Mostrando entradas de febrero, 2012

Moving Day!

Well, we are finally at the end of our time here. Tomorrow we are moving to the community of Chepo.  Our rental house is waiting for us, though we just found out that the landlord has not managed to get the electricity hooked up yet. So that has put a bit of a damper on our excitement about the move. This last week has been full packing up, and cleaning and painting our house for the next occupants.

We don't yet have internet at our new house, so communication will be a little complicated until we manage to get an internect connection. Of course, without electricity, that is irrelevant.  So prayers for that situation would be appreciated!

We have been so blessed during this time by all those who have encouraged us during this time, and given us the courage to take this step.  God has confirmed in lots of ways that this is the right time, and right place for us to be.  It just may take a little time for all the pieces to fall into place.

Look for news and pictures once we are estab…

Meeting with other believers

Last week Alex had to opportunity to attend a large gathering of Wounaan believers from around the nation.  Those attending are all part of the Iglesia Evangelica Unida, a small denomonation in Panama made up of mainly Wounaan, with some Embera as well.

The church we will be partnering with in Chepo had rented a bus, and Alex joined with others from Chepo for the 5 hour bus ride to the community of Yaviza.  There they spent the night, departing the next morning before it was light.  The Chucunaque river was their highway, connecting with the Tuira River, and eventually leading them to the community of Capeti.

250 Wounaan and Embera believers met together for the next several days, listening to teaching and testimonies from several leaders, eating together, praying together, and culminating in an all-night prayer vigil.

Alex was impacted by too things:

One was the incredible openess he found.  One night, several pastors came up, one by one, and shared at length with him.  Many invited…

A House

Tuesday afternoon found us walking the streets of Chepo (the neighborhood is called Margaritas), asking anyone we met if they knew of a rental house.Neighbor after neighbor told us that they didn't know of anything, and that it was difficult to find rental houses in that area.We saw a couple of rooms for rent, but I wasn't quite willing to go that route.

We had prayed before leaving that God would open a door for us to move soon.But things were not looking promising.Then one woman pointed down the path behind her house,

"I heard the house down there is for rent."I couldn't tell which house she was pointing towards, but we followed her directions to talk to the step-daughter of the owner.She took us rather unenthusiastically to see the house, but her mother had forgotten to leave the key.The house didn't look like much from the outside, but when she said "two bedrooms" we were encouraged.At least we had one viable option.We agreed to meet the owner t…

Trouble in Wounaan communities

I have written in the past about our outreaches to the communities of Rio Hondo and Platanares. But this week we learned of some serious conflicts threatening these villages.

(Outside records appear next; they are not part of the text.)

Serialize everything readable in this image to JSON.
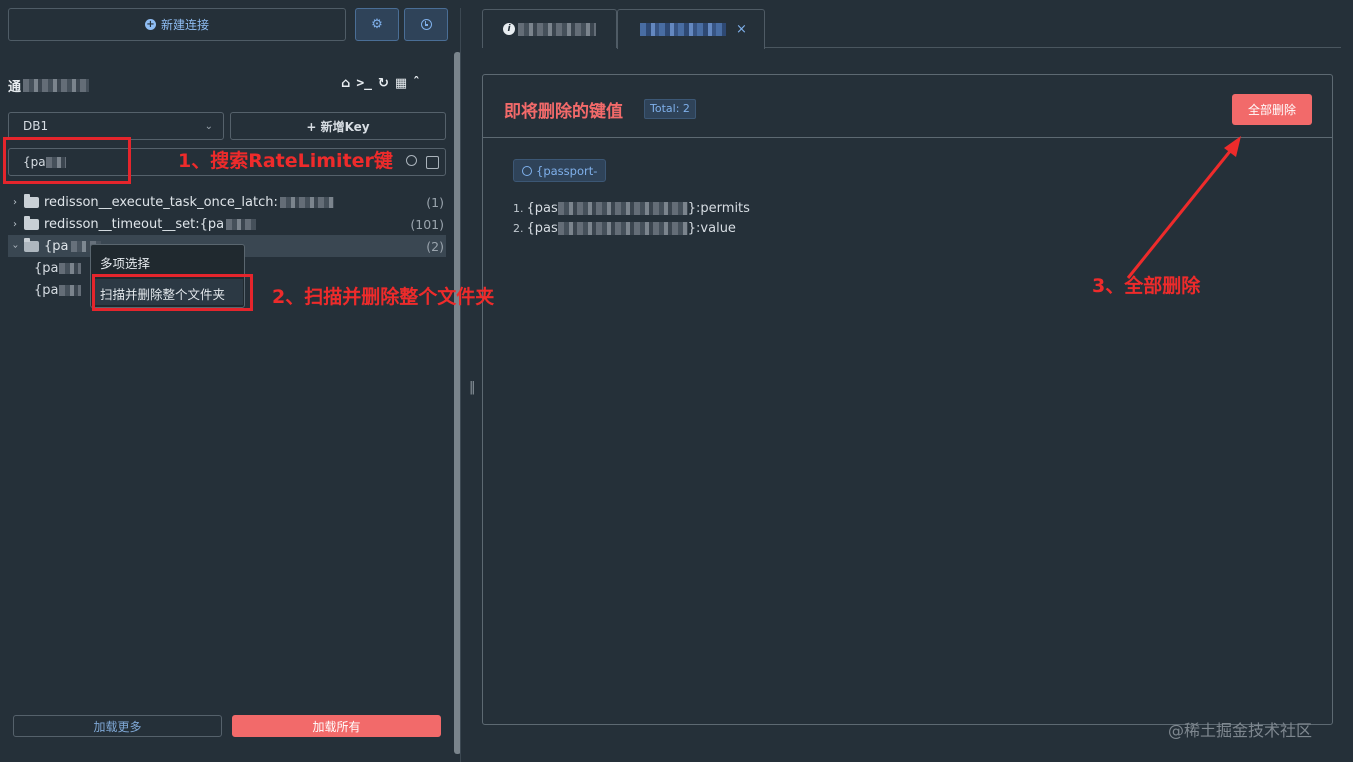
{
  "top": {
    "new_connection": "新建连接",
    "settings_icon": "gear-icon",
    "history_icon": "clock-icon"
  },
  "connection": {
    "name_visible": "通",
    "toolbar_icons": [
      "home-icon",
      "terminal-icon",
      "refresh-icon",
      "grid-icon",
      "chevron-up-icon"
    ]
  },
  "db_select": {
    "value": "DB1"
  },
  "add_key": "+ 新增Key",
  "search": {
    "value": "{pa"
  },
  "tree": [
    {
      "label": "redisson__execute_task_once_latch:",
      "count": "(1)",
      "expanded": false
    },
    {
      "label": "redisson__timeout__set:{pa",
      "count": "(101)",
      "expanded": false
    },
    {
      "label": "{pa",
      "count": "(2)",
      "expanded": true
    }
  ],
  "tree_children": [
    "{pa",
    "{pa"
  ],
  "context_menu": {
    "items": [
      "多项选择",
      "扫描并删除整个文件夹"
    ]
  },
  "bottom": {
    "load_more": "加载更多",
    "load_all": "加载所有"
  },
  "tabs": [
    {
      "prefix_icon": "info-icon",
      "closable": false
    },
    {
      "closable": true,
      "close_glyph": "×"
    }
  ],
  "panel": {
    "title": "即将删除的键值",
    "total": "Total: 2",
    "delete_all": "全部删除",
    "search_tag": "{passport-",
    "keys": [
      {
        "num": "1.",
        "prefix": "{pas",
        "suffix": "}:permits"
      },
      {
        "num": "2.",
        "prefix": "{pas",
        "suffix": "}:value"
      }
    ]
  },
  "annotations": {
    "step1": "1、搜索RateLimiter键",
    "step2": "2、扫描并删除整个文件夹",
    "step3": "3、全部删除"
  },
  "watermark": "@稀土掘金技术社区",
  "colors": {
    "background": "#253039",
    "accent_blue": "#7fb0eb",
    "danger": "#f26a6a",
    "annotation_red": "#ee2b2b"
  }
}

Friday, as we were in Chepo looking for houses, we stopped by a friend's house. Diogracio is a leader in Rio Hondo, though he lives in Chepo and works there.

He has been at the forefront of a battle for these communities to receive the rights to their land. Several years ago, violence broke out with settlers who were moving in on land traditionally belonging to the Wounaan. Several Wounaan were injured, but no action was taken by the government.

Now, it has happened again.

According to Diogracio, a logging company has moved onto their land and is taking out their forest at an alarming rate. Those logging do not own the land, it's been claimed by the communities of Rio Hondo and Platanares, though the government has not officially recognized that.

When the loggers were confronted by several people from th…

Thoughts on Being Scattered

YWAM in Panama is going through a whole new stage.  In a little over a year we have gone from one base, to four bases, with individuals, like us, going out from the bases in minister in other areas of the country.  Basically, we are being scattered.

But most of us didn't really want it to happen.  It was fun to all be together on one base, with lots of friends to share your vision, and many hands to make light work.  It was great.  Until it all started to change.

Our former director, Richard Tracy, and his wife, felt the call to move out and pioneer a new base in the Chiriqui province.  Leaving new leaders in charge here, they went out. Just months later, another team, made up of two families, were sent out to start an urban base in the middle of Panama City.  Then other staff began to feel to pull to move out, and settle closer to the people they feel called to reach.

Then, before we knew what was happening, Alex and I sensed that we too were being pushed out of the nest.  We kne…